Today more than 40 percent of all Americans are born to unmarried mothers. More than 3 of every 10 children live in some arrangement other than a two-parent home. Cohabitation continues to climb, and has become the acceptable norm for millions of Americans. The most recent Census Bureau report says barely half of all American children are living with both married biological parents.

Marriage rejection rooted in the 1960s has real ramifications: among adults who are 34 years old or younger, some 46 percent have never been married.

This syndrome had perhaps its most profound impact in some of America’s most difficult neighborhoods, where unparalleled family breakdown is, in part, the sad result of Lyndon Johnson’s well-meaning miscalculations. We are living through the collapse of the traditional family and marriage as the norm and expectation for millions of Americans, especially in low-income communities.

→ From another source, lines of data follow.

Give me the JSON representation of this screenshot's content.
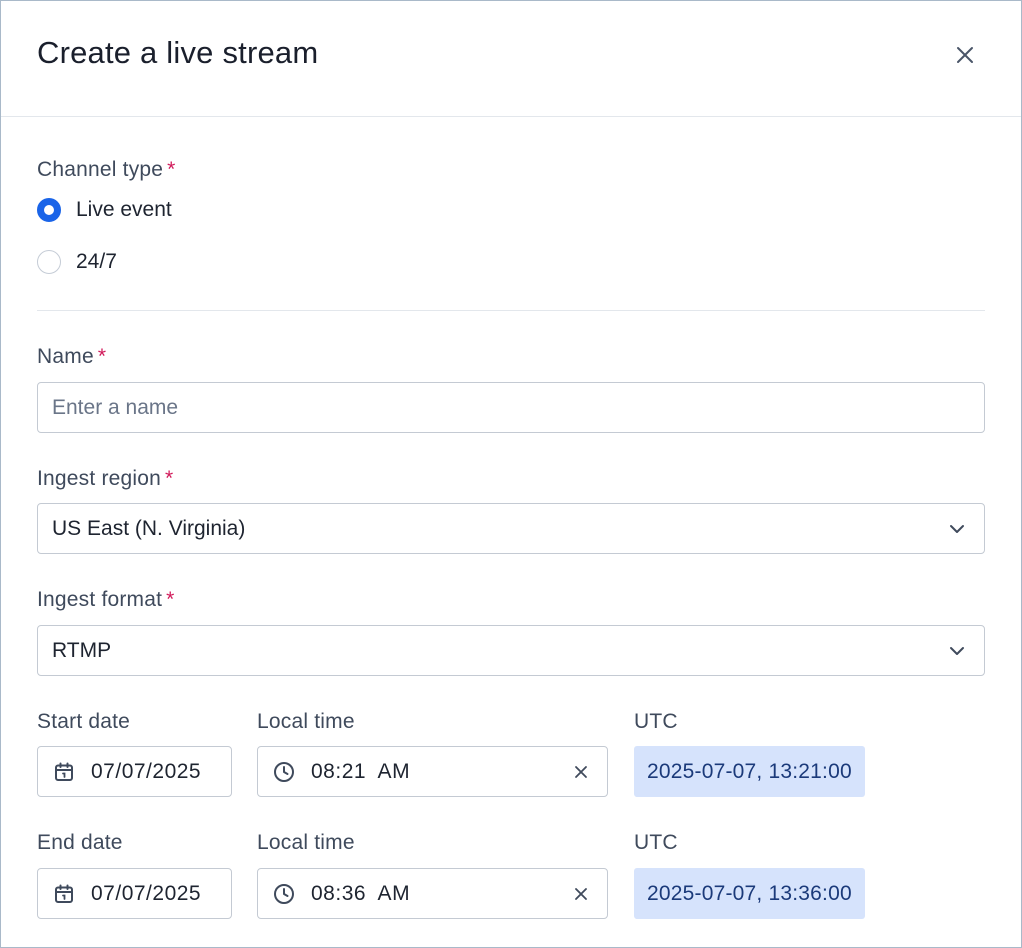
{
  "modal": {
    "title": "Create a live stream",
    "close_icon": "close-icon"
  },
  "channel_type": {
    "label": "Channel type",
    "required_mark": "*",
    "options": [
      {
        "label": "Live event",
        "selected": true
      },
      {
        "label": "24/7",
        "selected": false
      }
    ]
  },
  "name": {
    "label": "Name",
    "required_mark": "*",
    "value": "",
    "placeholder": "Enter a name"
  },
  "ingest_region": {
    "label": "Ingest region",
    "required_mark": "*",
    "value": "US East (N. Virginia)",
    "icon": "chevron-down-icon"
  },
  "ingest_format": {
    "label": "Ingest format",
    "required_mark": "*",
    "value": "RTMP",
    "icon": "chevron-down-icon"
  },
  "start": {
    "date_label": "Start date",
    "date_value": "07/07/2025",
    "date_icon": "calendar-icon",
    "time_label": "Local time",
    "time_value": "08:21  AM",
    "time_icon": "clock-icon",
    "clear_icon": "clear-icon",
    "utc_label": "UTC",
    "utc_value": "2025-07-07, 13:21:00"
  },
  "end": {
    "date_label": "End date",
    "date_value": "07/07/2025",
    "date_icon": "calendar-icon",
    "time_label": "Local time",
    "time_value": "08:36  AM",
    "time_icon": "clock-icon",
    "clear_icon": "clear-icon",
    "utc_label": "UTC",
    "utc_value": "2025-07-07, 13:36:00"
  },
  "colors": {
    "accent": "#1a64e8",
    "required": "#d11a5a",
    "utc_background": "#d6e3fc",
    "utc_text": "#1b3a7a",
    "border": "#c4cad3"
  }
}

Writer Myron Magnet observed that the “dream’’ of the Great Society has become a “nightmare’’ for the very people that the Great Society was designed to help. Poverty and single-mother childbearing were both higher after the Great Society than before, and the number of intact families has declined significantly.

In a major analysis of Johnson’s war on poverty, the political economist Nicholas Eberstadt of the American Enterprise Institute concluded: “The official poverty picture looks even worse the more closely one focuses on it … the poverty rate for all families was no lower in 2012 than in 1966. The poverty rate for American children under 18 is now higher than it was then. The poverty rate for the working-age population (18-64) is also higher now than back then. The poverty rate for whites is higher now than it was back then. Poverty rates for Hispanic Americans … likewise are higher today than back then.”

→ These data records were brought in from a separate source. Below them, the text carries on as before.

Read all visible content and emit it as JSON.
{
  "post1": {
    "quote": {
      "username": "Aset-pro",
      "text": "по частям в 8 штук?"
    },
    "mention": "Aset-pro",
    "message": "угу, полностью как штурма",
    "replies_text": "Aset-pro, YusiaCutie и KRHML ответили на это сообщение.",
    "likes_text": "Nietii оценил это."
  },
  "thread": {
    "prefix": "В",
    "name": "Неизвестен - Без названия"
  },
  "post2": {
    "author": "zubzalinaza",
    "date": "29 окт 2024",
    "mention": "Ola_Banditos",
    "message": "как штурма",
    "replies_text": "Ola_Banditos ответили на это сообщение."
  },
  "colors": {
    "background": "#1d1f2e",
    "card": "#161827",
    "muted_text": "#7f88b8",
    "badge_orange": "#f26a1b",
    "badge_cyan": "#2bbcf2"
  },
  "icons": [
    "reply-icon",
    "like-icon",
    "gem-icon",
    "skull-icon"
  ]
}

As Ronald Reagan, who was California governor during some of the Johnson years, said, “In the 60s, we waged a war on poverty, and poverty won.”

The consequences are profound. Reliable sociologists and demographers, liberal and conservative alike, concur that children from broken family structures are far much more likely to become involved in crime as dependence on government grows.

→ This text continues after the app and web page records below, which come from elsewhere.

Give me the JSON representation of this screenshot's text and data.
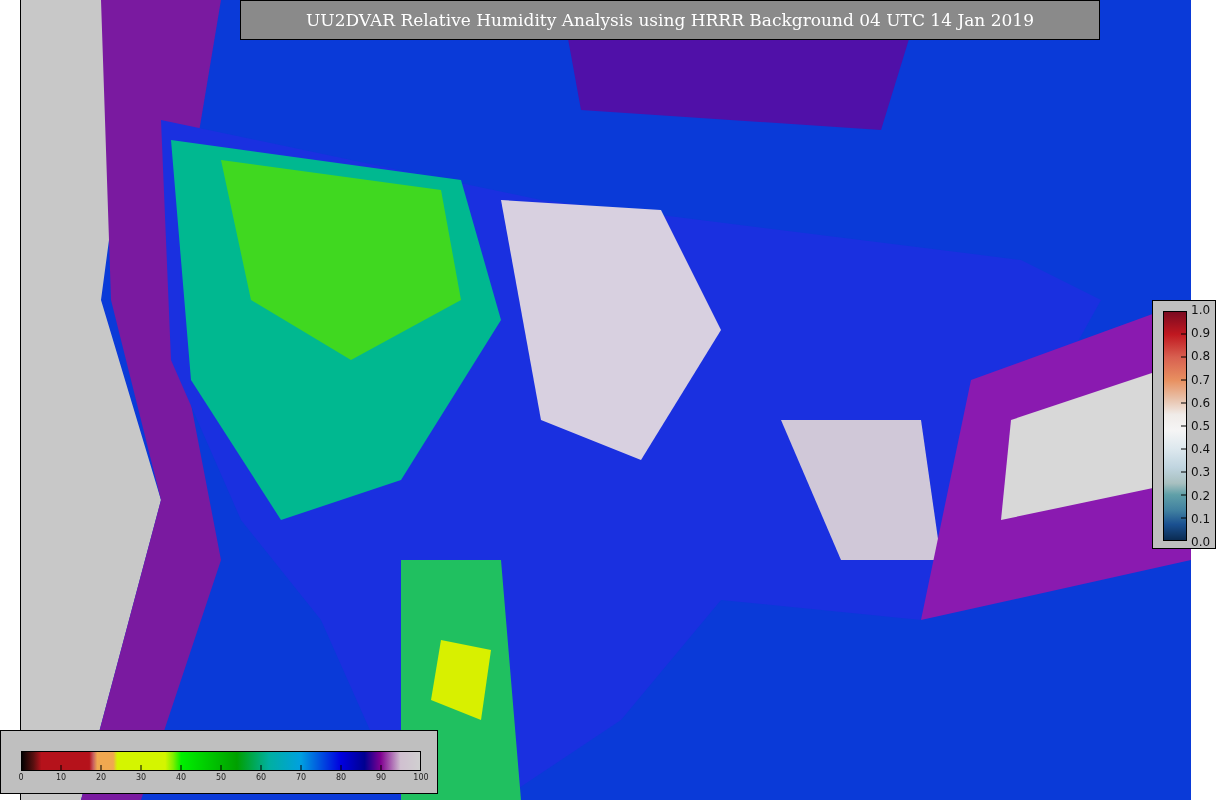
{
  "title": "UU2DVAR Relative Humidity Analysis using HRRR Background 04 UTC 14 Jan 2019",
  "humidity_colorbar": {
    "labels": [
      "0",
      "10",
      "20",
      "30",
      "40",
      "50",
      "60",
      "70",
      "80",
      "90",
      "100"
    ]
  },
  "weight_colorbar": {
    "labels": [
      "1.0",
      "0.9",
      "0.8",
      "0.7",
      "0.6",
      "0.5",
      "0.4",
      "0.3",
      "0.2",
      "0.1",
      "0.0"
    ]
  }
}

Writes Eberstadt: “Since the launch of the War on Poverty, criminality in America has taken an unprecedented upward turn within our nation. Although reported rates of crime victimization—including murder and other violent crimes—have been falling for two decades, the percentage of Americans behind bars continued to rise.’’ He adds that, as of year-end 2010, more than 5 percent of all black men in their 40s and nearly 7 percent of those in their 30s were in state or federal prisons.

James Piereson, president of the William E. Simon Foundation, who has studied urban issues for decades and cogently analyzed the 1960s, has concluded: “The scores of burned-out, crime-ridden, and bankrupt cities in America today must be counted as part of the legacy of the Great Society.”

Don’t expect HBO or Broadway to produce sequels on Johnson that concentrate on the Great Society’s social upheavals, inflicted most harshly on those families who were the focus of LBJ’s good intentions. What is needed now in America’s national life is a national commitment to the regeneration and renewal of marriage and the family, to undo some of the Great Society legacy. This restoration would be rooted not in more government but rather in a civil society matrix of churches and private-sector local initiatives unencumbered by overweening managerial elites directed from Washington.

The Heritage Foundation’s Robert Rector writes: “Able-bodied, non-elderly adult recipients in all federal welfare programs should be required to work, prepare for work, or at least look for a job as a condition of receiving benefits.”

The largest historical question is whether we have the moral imagination and national resolve for such an American renaissance? I believe we do. A great nation deserves nothing less than our rededication to the smallest but most powerful element of civilization, the nuclear family.

Timothy S. Goeglein is the vice president for external relations at Focus on the Family. A version of this essay appeared in Focus on the Family’s Citizen magazine.